Microsoft Admits SolarWinds Acquires Three Codes of Its Big Products: Azure, Intune, and Exchange
(Photo : Photo by Adam Berry/Getty Images)
BERLIN, GERMANY - DECEMBER 27: A particpant checks a circuit board next to an oscilloscope on the first day of the 28th Chaos Communication Congress (28C3) - Behind Enemy Lines computer hacker conference on December 27, 2011 in Berlin, Germany. The Chaos Computer Club is Europe's biggest network of computer hackers and its annual congress draws up to 3,000 participants.

Also Read: SHAREit Could Completely Leak Your Personal Info! Experts Claim Its Security Bugs Are Still Unpatched

However, the company confirmed that the data was not extensive and that the intruders only downloaded the source code of a few components linked to Azure, Intune, and Exchange, which are cloud-based products. 
Here are codes that the breached repositories contained; 

  • a small subset of Intune components
  • a small subset of Exchange components
  • a small subset of Azure components (subsets of service, security, identity)

Some researchers stated that the previous SolarWinds attack appears to have no damage on Microsoft's products. They also stated that it didn't provide hackers extensive access to user data.  

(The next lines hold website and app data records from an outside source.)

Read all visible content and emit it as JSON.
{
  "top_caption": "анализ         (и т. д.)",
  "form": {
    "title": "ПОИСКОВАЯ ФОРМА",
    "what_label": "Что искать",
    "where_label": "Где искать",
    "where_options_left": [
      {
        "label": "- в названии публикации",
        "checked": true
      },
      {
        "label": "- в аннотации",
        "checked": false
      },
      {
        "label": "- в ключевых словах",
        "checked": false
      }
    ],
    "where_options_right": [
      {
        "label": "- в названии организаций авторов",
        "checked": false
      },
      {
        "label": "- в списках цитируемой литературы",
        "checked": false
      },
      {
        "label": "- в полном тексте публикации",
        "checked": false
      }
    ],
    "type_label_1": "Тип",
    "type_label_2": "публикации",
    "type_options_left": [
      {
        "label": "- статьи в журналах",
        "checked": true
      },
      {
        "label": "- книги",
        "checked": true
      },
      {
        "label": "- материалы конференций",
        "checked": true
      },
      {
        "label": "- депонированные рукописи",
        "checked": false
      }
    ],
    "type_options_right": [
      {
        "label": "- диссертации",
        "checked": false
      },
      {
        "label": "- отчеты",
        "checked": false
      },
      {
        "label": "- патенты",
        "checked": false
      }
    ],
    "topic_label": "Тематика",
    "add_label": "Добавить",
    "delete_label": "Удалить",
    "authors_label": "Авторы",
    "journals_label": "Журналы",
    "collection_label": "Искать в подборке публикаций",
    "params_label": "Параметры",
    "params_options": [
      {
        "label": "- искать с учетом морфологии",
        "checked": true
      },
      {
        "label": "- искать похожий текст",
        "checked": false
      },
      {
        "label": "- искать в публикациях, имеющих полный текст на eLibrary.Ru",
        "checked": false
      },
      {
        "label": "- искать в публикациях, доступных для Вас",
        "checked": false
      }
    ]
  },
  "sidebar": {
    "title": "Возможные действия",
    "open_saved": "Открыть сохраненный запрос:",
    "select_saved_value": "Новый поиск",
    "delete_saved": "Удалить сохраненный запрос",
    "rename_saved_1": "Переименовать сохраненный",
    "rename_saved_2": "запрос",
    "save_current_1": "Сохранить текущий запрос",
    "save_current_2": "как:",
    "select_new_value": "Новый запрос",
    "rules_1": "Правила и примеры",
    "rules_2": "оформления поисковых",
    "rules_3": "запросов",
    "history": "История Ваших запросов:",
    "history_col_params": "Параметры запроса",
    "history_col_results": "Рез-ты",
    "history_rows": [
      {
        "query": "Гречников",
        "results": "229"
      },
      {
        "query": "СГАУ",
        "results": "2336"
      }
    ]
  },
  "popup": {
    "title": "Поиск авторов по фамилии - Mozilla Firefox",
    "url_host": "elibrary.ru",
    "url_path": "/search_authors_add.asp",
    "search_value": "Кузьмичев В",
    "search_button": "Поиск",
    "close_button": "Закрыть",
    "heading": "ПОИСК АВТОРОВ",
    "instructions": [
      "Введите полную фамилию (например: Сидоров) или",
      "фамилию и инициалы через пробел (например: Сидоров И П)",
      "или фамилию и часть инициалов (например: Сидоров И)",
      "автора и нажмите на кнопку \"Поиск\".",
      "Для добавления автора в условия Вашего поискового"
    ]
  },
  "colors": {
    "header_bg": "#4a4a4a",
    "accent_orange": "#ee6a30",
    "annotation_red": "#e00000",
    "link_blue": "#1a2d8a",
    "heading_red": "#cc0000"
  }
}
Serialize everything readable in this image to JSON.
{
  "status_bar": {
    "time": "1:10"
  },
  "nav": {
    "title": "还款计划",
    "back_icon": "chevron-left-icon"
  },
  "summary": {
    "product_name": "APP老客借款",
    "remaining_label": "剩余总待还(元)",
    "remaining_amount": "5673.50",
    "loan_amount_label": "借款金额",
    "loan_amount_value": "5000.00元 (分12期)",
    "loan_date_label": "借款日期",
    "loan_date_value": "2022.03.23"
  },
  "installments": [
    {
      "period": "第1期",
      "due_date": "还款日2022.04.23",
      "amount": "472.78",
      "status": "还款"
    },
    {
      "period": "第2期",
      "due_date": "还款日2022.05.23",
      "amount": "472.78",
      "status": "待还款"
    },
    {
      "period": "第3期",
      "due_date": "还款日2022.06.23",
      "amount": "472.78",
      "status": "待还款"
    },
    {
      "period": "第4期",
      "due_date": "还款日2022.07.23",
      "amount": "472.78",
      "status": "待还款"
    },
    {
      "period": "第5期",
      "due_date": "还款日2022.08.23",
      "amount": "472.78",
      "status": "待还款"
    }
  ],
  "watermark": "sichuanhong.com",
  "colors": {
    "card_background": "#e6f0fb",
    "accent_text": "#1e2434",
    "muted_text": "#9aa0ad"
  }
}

Did SolarWinds affects 100 U.S. companies? 

The White House team, which lead the investigation against the SolarWinds breach, concluded that the massive attack also affected 100 U.S. companies, which could lead to another feature hacking attack. 

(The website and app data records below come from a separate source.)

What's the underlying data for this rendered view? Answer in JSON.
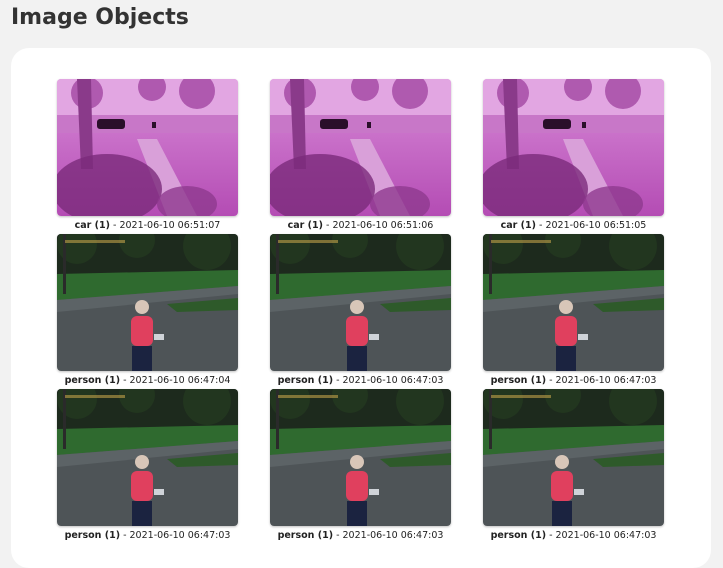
{
  "page": {
    "title": "Image Objects"
  },
  "objects": [
    {
      "label": "car (1)",
      "timestamp": "2021-06-10 06:51:07",
      "scene": "car"
    },
    {
      "label": "car (1)",
      "timestamp": "2021-06-10 06:51:06",
      "scene": "car"
    },
    {
      "label": "car (1)",
      "timestamp": "2021-06-10 06:51:05",
      "scene": "car"
    },
    {
      "label": "person (1)",
      "timestamp": "2021-06-10 06:47:04",
      "scene": "person"
    },
    {
      "label": "person (1)",
      "timestamp": "2021-06-10 06:47:03",
      "scene": "person"
    },
    {
      "label": "person (1)",
      "timestamp": "2021-06-10 06:47:03",
      "scene": "person"
    },
    {
      "label": "person (1)",
      "timestamp": "2021-06-10 06:47:03",
      "scene": "person"
    },
    {
      "label": "person (1)",
      "timestamp": "2021-06-10 06:47:03",
      "scene": "person"
    },
    {
      "label": "person (1)",
      "timestamp": "2021-06-10 06:47:03",
      "scene": "person"
    }
  ],
  "separator": " - ",
  "colors": {
    "background": "#f2f2f2",
    "panel": "#ffffff",
    "car_tint": "#c85ac8",
    "person_shirt": "#e0405e"
  }
}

Anne Neuberger, deputy national security advisor for Cyber and Emerging Technology at the White House, said that SolarWinds hackers also attacked 100 private sectors U.S. organizations. 

"Many of the private sector compromises are technology companies including networks of companies whose products could be used to launch additional intrusions," she said. As of the moment, there is still some info that Microsoft hasn't discovered yet regarding the previous massive breach. 

For more news updates about SolarWinds and other massive online breaches, always keep your tabs open here at TechTimes.  

Related Article: More Than a Thousand Developers Hack SolarWinds Hack, Says Microsoft

This article is owned by TechTimes.

Written by: Giuliano de Leon.

ⓒ 2021 TECHTIMES.com All rights reserved. Do not reproduce without permission.